They began talking about radio control for torpedoes. The idea itself was not new, but her concept of “frequency hopping” was. Lamarr brought up the idea of radio control. Antheil’s contribution was to suggest the device by which synchronization could be achieved. He proposed that rapid changes in radio frequencies could be coordinated the way he had coordinated the sixteen synchronized player pianos in his Ballet Meanique. The analogy was complete in his mind: By the time the two applied for a patent on a “Secret Communication System,” on June 10, 1941, the invention used slotted paper rolls similar to player-piano rolls to synchronize the frequency changes in transmitter and receiver, and it even called for exactly eighty-eight frequencies, the number of keys on a piano.
Together they submitted the idea of a secret communication system in June 1941. On August 11, 1942 a patent was granted was granted to Antheil and “Hedy Kiesler Markey”. Although a presentation of the frequency hopping technique was made U.S. Navy, it was met with opposition and was not adopted.Eventually the idea was implemented by the US military during the infamous Cuban blockade, but only after its patent had expired.
The Electronic Frontier Foundation gave Lamarr an award for this contribution.
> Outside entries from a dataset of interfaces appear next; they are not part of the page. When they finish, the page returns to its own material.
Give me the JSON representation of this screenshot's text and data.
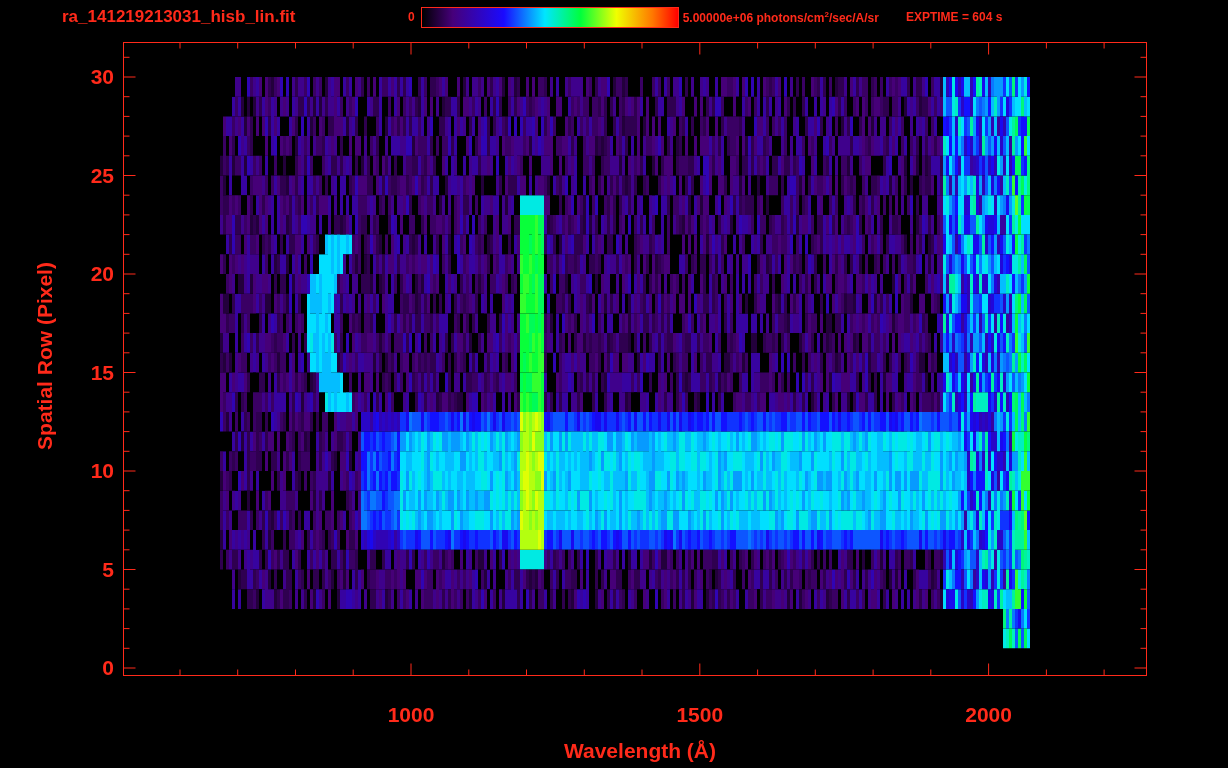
{
  "title": "ra_141219213031_hisb_lin.fit",
  "colorbar": {
    "min_label": "0",
    "max_label": "5.00000e+06 photons/cm$^{2}$/sec/A/sr"
  },
  "exposure": "EXPTIME = 604 s",
  "plot": {
    "xlabel": "Wavelength (Å)",
    "ylabel": "Spatial Row (Pixel)",
    "xtick_labels": [
      "1000",
      "1500",
      "2000"
    ],
    "ytick_labels": [
      "30",
      "25",
      "20",
      "15",
      "10",
      "5",
      "0"
    ]
  }
}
It is reported that, in 1998, Ottawa wireless technology developer Wi-LAN, Inc. “acquired a 49 per cent claim to the patent from Lamarr for an undisclosed amount of stock” although expired patents have no economic value. Antheil had died in 1959.Lamarr’s and Antheil’s frequency-hopping idea serves as a basis for modern spread-spectrum communication technology, such as Bluetooth, COFDM used in Wi-Fi network connections, and CDMA used in some cordless and wireless telephones. Blackwell, Martin, and Vernam’s 1920 patent Secrecy Communication System seems to lay the communications groundwork for Kiesler and Antheil’s patent, which employed the techniques in the autonomous control of torpedoes.Lamarr wanted to join the National Inventors Council, but was reportedly told by NIC member Charles F. Kettering and others that she could better help the war effort by using her celebrity status to sell War Bonds. And of course, women shouldn’t be joining male only cleverclubs now should they?
As is the case with many of the famous women inventors, Lamarr received very little recognition of her innovative talent at the time, but recently she has been showered with praise for her groundbreaking invention. In 1997, she and George Anthiel were honored with the Electronic Frontier Foundation (EFF) Pioneer Award. And later in the same year, Lamarr became the first female recipient of the BULBIE™ Gnass Spirit of Achievement Award, a prestigious lifetime accomplishment prize for inventors that is dubbed “The Oscar™ of Inventing.”
Hedy Lamarr died of natural causes in January of 2000, aged 86. She is survived by three children.
Information Source: American Heritage of Invention & Technology, Spring 1997, Volume 12/Number 4